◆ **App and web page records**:
Segment Open
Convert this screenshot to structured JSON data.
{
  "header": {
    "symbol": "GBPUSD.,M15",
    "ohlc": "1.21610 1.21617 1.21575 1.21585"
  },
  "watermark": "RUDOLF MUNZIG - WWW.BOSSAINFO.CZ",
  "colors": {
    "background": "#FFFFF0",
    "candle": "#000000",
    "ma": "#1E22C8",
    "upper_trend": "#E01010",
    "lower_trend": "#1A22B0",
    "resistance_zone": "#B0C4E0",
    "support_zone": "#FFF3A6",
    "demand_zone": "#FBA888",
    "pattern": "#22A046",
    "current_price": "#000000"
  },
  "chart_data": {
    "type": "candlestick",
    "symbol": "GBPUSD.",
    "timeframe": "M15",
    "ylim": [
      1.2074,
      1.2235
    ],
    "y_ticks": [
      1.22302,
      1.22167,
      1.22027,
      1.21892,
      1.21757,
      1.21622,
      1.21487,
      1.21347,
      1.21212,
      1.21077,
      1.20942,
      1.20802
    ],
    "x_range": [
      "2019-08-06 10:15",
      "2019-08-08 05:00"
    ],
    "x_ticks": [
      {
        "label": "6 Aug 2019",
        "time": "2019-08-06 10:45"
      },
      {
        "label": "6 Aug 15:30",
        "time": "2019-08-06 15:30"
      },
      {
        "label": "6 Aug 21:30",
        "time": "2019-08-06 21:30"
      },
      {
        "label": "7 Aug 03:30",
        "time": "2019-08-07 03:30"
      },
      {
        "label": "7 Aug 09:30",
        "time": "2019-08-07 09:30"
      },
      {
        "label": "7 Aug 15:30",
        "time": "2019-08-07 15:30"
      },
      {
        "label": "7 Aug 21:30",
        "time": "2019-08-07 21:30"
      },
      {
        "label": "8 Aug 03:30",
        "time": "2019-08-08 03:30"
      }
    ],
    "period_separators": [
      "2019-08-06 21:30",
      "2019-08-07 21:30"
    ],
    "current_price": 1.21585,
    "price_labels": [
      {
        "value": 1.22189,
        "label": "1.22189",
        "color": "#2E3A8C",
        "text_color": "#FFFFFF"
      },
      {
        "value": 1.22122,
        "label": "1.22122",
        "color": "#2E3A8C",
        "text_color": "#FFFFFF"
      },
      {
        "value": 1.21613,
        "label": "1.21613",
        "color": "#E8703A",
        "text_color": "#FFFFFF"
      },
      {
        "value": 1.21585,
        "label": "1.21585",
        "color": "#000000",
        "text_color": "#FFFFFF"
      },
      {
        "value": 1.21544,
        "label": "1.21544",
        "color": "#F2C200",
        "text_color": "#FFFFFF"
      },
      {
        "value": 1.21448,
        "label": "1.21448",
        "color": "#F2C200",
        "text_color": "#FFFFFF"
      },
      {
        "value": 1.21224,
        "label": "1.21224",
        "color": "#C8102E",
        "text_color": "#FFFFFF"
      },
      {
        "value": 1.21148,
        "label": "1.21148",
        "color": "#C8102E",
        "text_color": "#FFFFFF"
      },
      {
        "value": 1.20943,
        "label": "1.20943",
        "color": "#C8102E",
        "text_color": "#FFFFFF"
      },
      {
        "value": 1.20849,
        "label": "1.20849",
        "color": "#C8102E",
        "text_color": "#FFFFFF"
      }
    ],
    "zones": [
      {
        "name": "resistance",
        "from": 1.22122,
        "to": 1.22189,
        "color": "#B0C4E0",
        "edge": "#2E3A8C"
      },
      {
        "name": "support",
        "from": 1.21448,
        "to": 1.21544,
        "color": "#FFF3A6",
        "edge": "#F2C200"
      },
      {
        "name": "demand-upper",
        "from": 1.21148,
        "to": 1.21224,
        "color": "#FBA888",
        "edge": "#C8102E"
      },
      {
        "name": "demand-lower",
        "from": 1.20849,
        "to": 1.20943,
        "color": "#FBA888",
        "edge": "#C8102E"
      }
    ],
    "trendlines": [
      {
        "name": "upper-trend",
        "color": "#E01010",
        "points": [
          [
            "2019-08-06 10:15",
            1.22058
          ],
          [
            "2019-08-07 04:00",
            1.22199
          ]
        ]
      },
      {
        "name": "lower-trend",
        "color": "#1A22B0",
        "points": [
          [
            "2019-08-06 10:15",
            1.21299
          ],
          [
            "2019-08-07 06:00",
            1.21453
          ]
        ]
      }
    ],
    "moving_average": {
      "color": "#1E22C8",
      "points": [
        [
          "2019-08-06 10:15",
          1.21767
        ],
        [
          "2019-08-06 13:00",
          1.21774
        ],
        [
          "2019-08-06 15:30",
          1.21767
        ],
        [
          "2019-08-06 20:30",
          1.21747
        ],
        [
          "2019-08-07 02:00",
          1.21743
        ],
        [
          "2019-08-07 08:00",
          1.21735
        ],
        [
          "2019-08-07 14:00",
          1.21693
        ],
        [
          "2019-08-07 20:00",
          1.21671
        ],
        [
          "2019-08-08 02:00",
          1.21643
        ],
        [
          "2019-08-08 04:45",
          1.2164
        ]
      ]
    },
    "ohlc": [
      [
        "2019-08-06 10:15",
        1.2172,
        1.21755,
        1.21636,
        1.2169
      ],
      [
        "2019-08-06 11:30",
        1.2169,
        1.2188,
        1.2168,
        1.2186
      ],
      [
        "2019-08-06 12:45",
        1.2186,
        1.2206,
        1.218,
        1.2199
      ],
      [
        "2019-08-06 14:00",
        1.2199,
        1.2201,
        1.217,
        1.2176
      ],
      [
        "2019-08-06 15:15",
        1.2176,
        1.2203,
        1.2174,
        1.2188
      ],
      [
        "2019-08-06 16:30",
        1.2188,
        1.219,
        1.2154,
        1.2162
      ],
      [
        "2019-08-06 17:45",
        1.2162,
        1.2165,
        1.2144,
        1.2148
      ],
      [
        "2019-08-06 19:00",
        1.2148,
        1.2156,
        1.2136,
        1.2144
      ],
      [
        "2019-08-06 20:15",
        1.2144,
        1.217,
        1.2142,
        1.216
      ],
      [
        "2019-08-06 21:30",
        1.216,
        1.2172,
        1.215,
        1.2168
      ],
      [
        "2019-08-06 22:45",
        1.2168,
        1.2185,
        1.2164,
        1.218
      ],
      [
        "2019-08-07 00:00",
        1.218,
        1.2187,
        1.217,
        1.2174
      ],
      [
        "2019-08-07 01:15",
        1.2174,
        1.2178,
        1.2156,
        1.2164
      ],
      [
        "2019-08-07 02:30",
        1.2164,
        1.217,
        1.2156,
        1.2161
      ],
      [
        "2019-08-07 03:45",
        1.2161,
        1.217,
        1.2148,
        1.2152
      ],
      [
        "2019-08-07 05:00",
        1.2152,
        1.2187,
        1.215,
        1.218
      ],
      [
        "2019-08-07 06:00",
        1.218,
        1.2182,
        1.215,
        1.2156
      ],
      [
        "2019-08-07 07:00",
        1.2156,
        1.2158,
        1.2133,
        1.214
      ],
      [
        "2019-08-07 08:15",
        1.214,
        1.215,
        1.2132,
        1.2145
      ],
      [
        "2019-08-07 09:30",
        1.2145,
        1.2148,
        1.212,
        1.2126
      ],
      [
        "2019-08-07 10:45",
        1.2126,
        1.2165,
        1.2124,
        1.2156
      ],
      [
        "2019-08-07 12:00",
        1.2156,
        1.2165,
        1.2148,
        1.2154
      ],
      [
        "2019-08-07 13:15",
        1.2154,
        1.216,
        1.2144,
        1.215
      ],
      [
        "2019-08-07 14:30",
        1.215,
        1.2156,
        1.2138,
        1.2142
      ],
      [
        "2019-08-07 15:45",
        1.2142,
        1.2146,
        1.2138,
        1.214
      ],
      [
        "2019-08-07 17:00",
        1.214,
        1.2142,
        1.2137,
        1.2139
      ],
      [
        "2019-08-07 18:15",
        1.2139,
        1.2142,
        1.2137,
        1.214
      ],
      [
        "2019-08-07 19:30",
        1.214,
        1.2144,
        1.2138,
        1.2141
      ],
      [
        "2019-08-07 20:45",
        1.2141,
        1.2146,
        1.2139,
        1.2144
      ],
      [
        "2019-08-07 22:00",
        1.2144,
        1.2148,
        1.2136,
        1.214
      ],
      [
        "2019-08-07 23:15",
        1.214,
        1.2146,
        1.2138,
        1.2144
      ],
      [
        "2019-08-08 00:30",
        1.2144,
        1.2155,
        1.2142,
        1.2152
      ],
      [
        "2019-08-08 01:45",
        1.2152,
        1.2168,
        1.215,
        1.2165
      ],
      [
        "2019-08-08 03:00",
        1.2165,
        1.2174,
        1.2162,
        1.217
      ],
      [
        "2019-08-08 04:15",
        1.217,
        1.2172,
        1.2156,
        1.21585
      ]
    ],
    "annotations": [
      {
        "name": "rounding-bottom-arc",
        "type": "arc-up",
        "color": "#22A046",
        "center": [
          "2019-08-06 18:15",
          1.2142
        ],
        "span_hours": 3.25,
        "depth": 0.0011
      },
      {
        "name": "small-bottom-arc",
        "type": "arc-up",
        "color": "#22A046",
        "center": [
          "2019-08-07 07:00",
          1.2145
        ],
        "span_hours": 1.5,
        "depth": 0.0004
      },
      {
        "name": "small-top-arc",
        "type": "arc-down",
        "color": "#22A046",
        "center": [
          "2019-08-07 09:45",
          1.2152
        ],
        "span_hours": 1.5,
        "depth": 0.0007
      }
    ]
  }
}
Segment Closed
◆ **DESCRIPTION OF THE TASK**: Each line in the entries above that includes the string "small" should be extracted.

◆ **EXERCISE SOLUTION**:
        "name": "small-bottom-arc",
        "name": "small-top-arc",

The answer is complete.